PROBLEM TO SOLVE:
Read through the material below and copy each line in which the word "streak" occurs.
........
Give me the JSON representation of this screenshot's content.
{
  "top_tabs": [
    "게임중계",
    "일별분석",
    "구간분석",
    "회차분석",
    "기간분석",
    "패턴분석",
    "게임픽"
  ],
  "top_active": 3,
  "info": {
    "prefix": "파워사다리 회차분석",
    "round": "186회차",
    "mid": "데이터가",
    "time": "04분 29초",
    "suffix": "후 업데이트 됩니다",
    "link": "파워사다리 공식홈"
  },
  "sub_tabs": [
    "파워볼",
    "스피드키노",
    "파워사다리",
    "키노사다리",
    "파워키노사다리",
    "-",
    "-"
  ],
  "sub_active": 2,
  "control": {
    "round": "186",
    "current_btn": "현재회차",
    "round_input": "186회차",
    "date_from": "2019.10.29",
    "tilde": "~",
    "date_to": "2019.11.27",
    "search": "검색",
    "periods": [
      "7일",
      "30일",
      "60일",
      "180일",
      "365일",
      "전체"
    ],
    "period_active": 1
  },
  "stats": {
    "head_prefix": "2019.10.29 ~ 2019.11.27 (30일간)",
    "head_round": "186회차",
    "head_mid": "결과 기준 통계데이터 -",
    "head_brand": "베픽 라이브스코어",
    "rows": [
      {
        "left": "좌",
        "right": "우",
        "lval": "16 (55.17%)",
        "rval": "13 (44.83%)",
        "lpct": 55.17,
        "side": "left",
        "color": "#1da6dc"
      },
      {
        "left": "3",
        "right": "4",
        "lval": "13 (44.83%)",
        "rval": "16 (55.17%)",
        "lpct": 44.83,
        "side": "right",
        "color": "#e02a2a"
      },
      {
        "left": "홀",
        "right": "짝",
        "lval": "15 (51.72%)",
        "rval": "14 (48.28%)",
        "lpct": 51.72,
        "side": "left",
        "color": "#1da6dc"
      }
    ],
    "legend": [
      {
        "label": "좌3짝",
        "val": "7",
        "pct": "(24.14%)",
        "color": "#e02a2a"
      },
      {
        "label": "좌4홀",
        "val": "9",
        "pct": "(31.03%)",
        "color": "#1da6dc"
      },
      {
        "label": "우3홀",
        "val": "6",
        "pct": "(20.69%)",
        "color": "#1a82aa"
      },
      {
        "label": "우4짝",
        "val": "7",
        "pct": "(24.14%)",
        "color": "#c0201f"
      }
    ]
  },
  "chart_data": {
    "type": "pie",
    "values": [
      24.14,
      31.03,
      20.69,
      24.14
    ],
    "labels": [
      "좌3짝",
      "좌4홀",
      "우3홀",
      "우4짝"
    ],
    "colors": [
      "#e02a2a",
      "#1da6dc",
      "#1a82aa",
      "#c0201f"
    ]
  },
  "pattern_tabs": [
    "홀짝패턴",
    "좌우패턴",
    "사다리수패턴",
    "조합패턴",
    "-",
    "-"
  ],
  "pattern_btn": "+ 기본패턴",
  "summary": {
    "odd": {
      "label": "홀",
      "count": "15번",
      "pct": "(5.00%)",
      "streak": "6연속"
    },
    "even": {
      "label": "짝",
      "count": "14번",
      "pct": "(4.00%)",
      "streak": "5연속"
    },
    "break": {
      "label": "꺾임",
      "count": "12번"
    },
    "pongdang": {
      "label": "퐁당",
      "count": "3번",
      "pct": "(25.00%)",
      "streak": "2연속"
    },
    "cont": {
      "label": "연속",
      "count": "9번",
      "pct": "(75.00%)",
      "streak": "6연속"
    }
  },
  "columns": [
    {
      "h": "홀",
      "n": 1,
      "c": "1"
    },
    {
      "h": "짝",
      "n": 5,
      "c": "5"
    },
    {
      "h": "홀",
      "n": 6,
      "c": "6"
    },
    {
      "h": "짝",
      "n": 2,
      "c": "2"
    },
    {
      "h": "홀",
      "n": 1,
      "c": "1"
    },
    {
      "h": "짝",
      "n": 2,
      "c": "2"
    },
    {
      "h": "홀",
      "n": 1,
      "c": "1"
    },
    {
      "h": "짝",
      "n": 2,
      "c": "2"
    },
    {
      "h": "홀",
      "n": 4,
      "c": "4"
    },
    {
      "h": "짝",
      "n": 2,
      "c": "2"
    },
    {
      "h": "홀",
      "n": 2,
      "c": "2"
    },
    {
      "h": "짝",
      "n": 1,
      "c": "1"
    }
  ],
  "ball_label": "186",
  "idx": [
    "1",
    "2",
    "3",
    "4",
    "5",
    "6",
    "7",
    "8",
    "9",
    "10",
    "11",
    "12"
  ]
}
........
EXERCISE SOLUTION:
      "streak": "6연속"
      "streak": "5연속"
      "streak": "2연속"
      "streak": "6연속"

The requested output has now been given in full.